#### [Problem]
Word for word, give the records again, dropping any picture they hold.

[Interface dataset entries]
==================================================
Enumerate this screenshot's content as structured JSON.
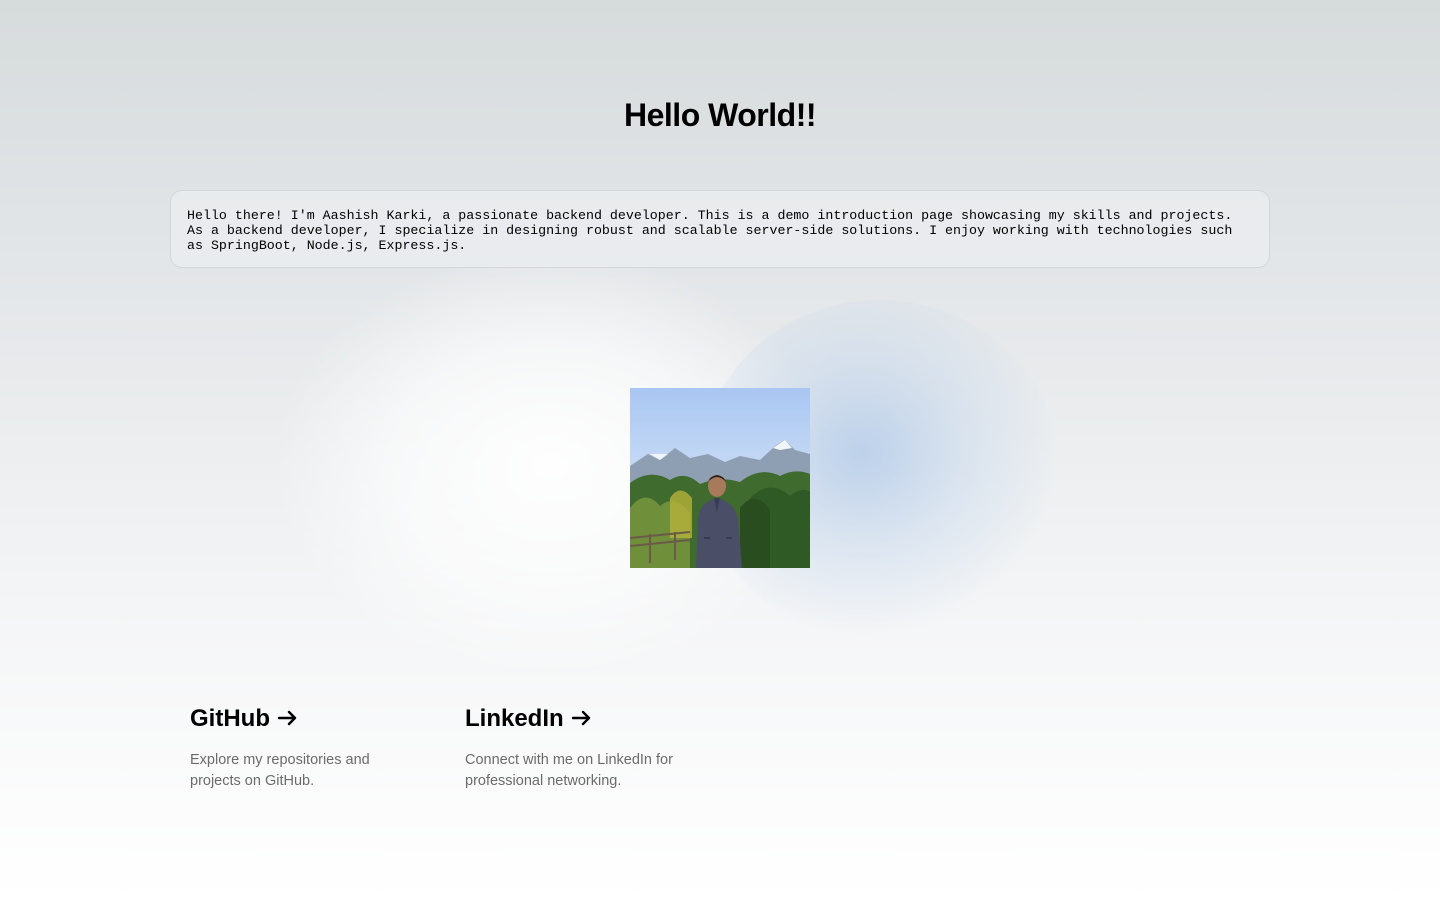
{
  "header": {
    "title": "Hello World!!"
  },
  "intro": {
    "text": "Hello there! I'm Aashish Karki, a passionate backend developer. This is a demo introduction page showcasing my skills and projects. As a backend developer, I specialize in designing robust and scalable server-side solutions. I enjoy working with technologies such as SpringBoot, Node.js, Express.js."
  },
  "cards": [
    {
      "title": "GitHub",
      "arrow": "->",
      "description": "Explore my repositories and projects on GitHub."
    },
    {
      "title": "LinkedIn",
      "arrow": "->",
      "description": "Connect with me on LinkedIn for professional networking."
    }
  ],
  "colors": {
    "background_top": "#d6dbdc",
    "background_bottom": "#ffffff",
    "description_text": "#6b6b6b",
    "intro_box_border": "#d2d6d9"
  }
}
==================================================
#### [Response box]
Enumerate this screenshot's content as structured JSON.
{
  "header": {
    "title": "Hello World!!"
  },
  "intro": {
    "text": "Hello there! I'm Aashish Karki, a passionate backend developer. This is a demo introduction page showcasing my skills and projects. As a backend developer, I specialize in designing robust and scalable server-side solutions. I enjoy working with technologies such as SpringBoot, Node.js, Express.js."
  },
  "cards": [
    {
      "title": "GitHub",
      "arrow": "->",
      "description": "Explore my repositories and projects on GitHub."
    },
    {
      "title": "LinkedIn",
      "arrow": "->",
      "description": "Connect with me on LinkedIn for professional networking."
    }
  ],
  "colors": {
    "background_top": "#d6dbdc",
    "background_bottom": "#ffffff",
    "description_text": "#6b6b6b",
    "intro_box_border": "#d2d6d9"
  }
}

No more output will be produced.